> _ASSIGNMENT_: From the first line to the last, output the material exactly.

> _INFORMATION PROVIDED_:
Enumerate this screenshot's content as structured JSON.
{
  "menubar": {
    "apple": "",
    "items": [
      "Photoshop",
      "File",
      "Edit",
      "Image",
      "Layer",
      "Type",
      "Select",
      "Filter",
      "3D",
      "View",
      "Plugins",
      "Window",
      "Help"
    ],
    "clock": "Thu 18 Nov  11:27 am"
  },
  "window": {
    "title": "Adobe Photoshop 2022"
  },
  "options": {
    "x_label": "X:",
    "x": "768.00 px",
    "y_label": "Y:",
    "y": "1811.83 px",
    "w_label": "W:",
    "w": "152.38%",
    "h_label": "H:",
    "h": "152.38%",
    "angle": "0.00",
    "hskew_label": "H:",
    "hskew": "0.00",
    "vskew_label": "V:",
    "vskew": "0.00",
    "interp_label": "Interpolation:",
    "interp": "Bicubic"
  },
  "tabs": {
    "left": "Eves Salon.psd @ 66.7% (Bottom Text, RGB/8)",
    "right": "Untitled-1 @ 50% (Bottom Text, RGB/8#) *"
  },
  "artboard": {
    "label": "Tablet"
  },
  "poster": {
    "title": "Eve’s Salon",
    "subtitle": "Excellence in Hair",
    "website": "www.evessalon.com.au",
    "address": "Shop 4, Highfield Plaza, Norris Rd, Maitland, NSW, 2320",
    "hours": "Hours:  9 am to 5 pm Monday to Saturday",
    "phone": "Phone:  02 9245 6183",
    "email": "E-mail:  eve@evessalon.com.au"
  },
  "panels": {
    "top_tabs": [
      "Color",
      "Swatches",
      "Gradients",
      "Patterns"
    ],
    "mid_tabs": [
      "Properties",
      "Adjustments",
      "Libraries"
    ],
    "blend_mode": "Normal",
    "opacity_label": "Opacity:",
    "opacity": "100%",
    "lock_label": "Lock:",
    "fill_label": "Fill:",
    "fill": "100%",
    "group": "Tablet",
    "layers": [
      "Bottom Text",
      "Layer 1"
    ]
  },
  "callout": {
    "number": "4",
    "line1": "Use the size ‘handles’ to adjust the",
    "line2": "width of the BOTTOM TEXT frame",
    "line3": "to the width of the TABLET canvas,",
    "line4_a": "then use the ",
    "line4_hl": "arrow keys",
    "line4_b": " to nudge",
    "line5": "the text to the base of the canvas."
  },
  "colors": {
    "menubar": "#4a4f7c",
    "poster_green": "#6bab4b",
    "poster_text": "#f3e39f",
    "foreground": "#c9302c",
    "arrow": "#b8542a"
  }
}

> _PROBLEM SOLUTION_:
Enumerate this screenshot's content as structured JSON.
{
  "menubar": {
    "apple": "",
    "items": [
      "Photoshop",
      "File",
      "Edit",
      "Image",
      "Layer",
      "Type",
      "Select",
      "Filter",
      "3D",
      "View",
      "Plugins",
      "Window",
      "Help"
    ],
    "clock": "Thu 18 Nov  11:27 am"
  },
  "window": {
    "title": "Adobe Photoshop 2022"
  },
  "options": {
    "x_label": "X:",
    "x": "768.00 px",
    "y_label": "Y:",
    "y": "1811.83 px",
    "w_label": "W:",
    "w": "152.38%",
    "h_label": "H:",
    "h": "152.38%",
    "angle": "0.00",
    "hskew_label": "H:",
    "hskew": "0.00",
    "vskew_label": "V:",
    "vskew": "0.00",
    "interp_label": "Interpolation:",
    "interp": "Bicubic"
  },
  "tabs": {
    "left": "Eves Salon.psd @ 66.7% (Bottom Text, RGB/8)",
    "right": "Untitled-1 @ 50% (Bottom Text, RGB/8#) *"
  },
  "artboard": {
    "label": "Tablet"
  },
  "poster": {
    "title": "Eve’s Salon",
    "subtitle": "Excellence in Hair",
    "website": "www.evessalon.com.au",
    "address": "Shop 4, Highfield Plaza, Norris Rd, Maitland, NSW, 2320",
    "hours": "Hours:  9 am to 5 pm Monday to Saturday",
    "phone": "Phone:  02 9245 6183",
    "email": "E-mail:  eve@evessalon.com.au"
  },
  "panels": {
    "top_tabs": [
      "Color",
      "Swatches",
      "Gradients",
      "Patterns"
    ],
    "mid_tabs": [
      "Properties",
      "Adjustments",
      "Libraries"
    ],
    "blend_mode": "Normal",
    "opacity_label": "Opacity:",
    "opacity": "100%",
    "lock_label": "Lock:",
    "fill_label": "Fill:",
    "fill": "100%",
    "group": "Tablet",
    "layers": [
      "Bottom Text",
      "Layer 1"
    ]
  },
  "callout": {
    "number": "4",
    "line1": "Use the size ‘handles’ to adjust the",
    "line2": "width of the BOTTOM TEXT frame",
    "line3": "to the width of the TABLET canvas,",
    "line4_a": "then use the ",
    "line4_hl": "arrow keys",
    "line4_b": " to nudge",
    "line5": "the text to the base of the canvas."
  },
  "colors": {
    "menubar": "#4a4f7c",
    "poster_green": "#6bab4b",
    "poster_text": "#f3e39f",
    "foreground": "#c9302c",
    "arrow": "#b8542a"
  }
}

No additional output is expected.